■ TASK DESCRIPTION ■
Give back the entire listing that follows, exactly.

■ SUPPLIED RECORDS ■
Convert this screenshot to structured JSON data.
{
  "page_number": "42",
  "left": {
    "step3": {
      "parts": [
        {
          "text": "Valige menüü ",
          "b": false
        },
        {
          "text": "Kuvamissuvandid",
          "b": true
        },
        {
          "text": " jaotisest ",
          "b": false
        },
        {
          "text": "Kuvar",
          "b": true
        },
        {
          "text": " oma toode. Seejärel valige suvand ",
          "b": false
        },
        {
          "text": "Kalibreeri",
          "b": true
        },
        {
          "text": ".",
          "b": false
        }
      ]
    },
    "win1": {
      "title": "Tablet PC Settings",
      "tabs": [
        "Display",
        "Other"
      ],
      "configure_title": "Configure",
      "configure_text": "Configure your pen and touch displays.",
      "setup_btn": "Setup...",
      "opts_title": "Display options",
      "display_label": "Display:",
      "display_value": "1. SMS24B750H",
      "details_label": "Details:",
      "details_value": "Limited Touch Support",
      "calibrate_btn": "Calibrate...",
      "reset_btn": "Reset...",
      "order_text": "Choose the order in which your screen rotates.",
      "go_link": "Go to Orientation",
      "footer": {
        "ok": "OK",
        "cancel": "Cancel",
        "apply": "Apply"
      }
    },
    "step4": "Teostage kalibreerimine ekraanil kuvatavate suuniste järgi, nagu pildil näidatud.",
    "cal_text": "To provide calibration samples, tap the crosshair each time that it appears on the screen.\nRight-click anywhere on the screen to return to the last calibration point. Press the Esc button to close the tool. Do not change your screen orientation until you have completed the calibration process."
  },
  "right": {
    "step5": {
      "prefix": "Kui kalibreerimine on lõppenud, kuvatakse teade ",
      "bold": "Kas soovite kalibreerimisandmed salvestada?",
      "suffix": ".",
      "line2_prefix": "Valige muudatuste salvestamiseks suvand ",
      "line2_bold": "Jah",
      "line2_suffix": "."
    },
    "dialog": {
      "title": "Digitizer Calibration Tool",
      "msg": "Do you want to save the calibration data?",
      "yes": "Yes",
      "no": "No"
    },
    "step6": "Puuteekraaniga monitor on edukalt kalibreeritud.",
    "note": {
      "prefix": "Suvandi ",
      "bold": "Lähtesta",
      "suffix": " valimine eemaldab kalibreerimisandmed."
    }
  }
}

■ SOLUTION TO THE PROBLEM ■
Convert this screenshot to structured JSON data.
{
  "page_number": "42",
  "left": {
    "step3": {
      "parts": [
        {
          "text": "Valige menüü ",
          "b": false
        },
        {
          "text": "Kuvamissuvandid",
          "b": true
        },
        {
          "text": " jaotisest ",
          "b": false
        },
        {
          "text": "Kuvar",
          "b": true
        },
        {
          "text": " oma toode. Seejärel valige suvand ",
          "b": false
        },
        {
          "text": "Kalibreeri",
          "b": true
        },
        {
          "text": ".",
          "b": false
        }
      ]
    },
    "win1": {
      "title": "Tablet PC Settings",
      "tabs": [
        "Display",
        "Other"
      ],
      "configure_title": "Configure",
      "configure_text": "Configure your pen and touch displays.",
      "setup_btn": "Setup...",
      "opts_title": "Display options",
      "display_label": "Display:",
      "display_value": "1. SMS24B750H",
      "details_label": "Details:",
      "details_value": "Limited Touch Support",
      "calibrate_btn": "Calibrate...",
      "reset_btn": "Reset...",
      "order_text": "Choose the order in which your screen rotates.",
      "go_link": "Go to Orientation",
      "footer": {
        "ok": "OK",
        "cancel": "Cancel",
        "apply": "Apply"
      }
    },
    "step4": "Teostage kalibreerimine ekraanil kuvatavate suuniste järgi, nagu pildil näidatud.",
    "cal_text": "To provide calibration samples, tap the crosshair each time that it appears on the screen.\nRight-click anywhere on the screen to return to the last calibration point. Press the Esc button to close the tool. Do not change your screen orientation until you have completed the calibration process."
  },
  "right": {
    "step5": {
      "prefix": "Kui kalibreerimine on lõppenud, kuvatakse teade ",
      "bold": "Kas soovite kalibreerimisandmed salvestada?",
      "suffix": ".",
      "line2_prefix": "Valige muudatuste salvestamiseks suvand ",
      "line2_bold": "Jah",
      "line2_suffix": "."
    },
    "dialog": {
      "title": "Digitizer Calibration Tool",
      "msg": "Do you want to save the calibration data?",
      "yes": "Yes",
      "no": "No"
    },
    "step6": "Puuteekraaniga monitor on edukalt kalibreeritud.",
    "note": {
      "prefix": "Suvandi ",
      "bold": "Lähtesta",
      "suffix": " valimine eemaldab kalibreerimisandmed."
    }
  }
}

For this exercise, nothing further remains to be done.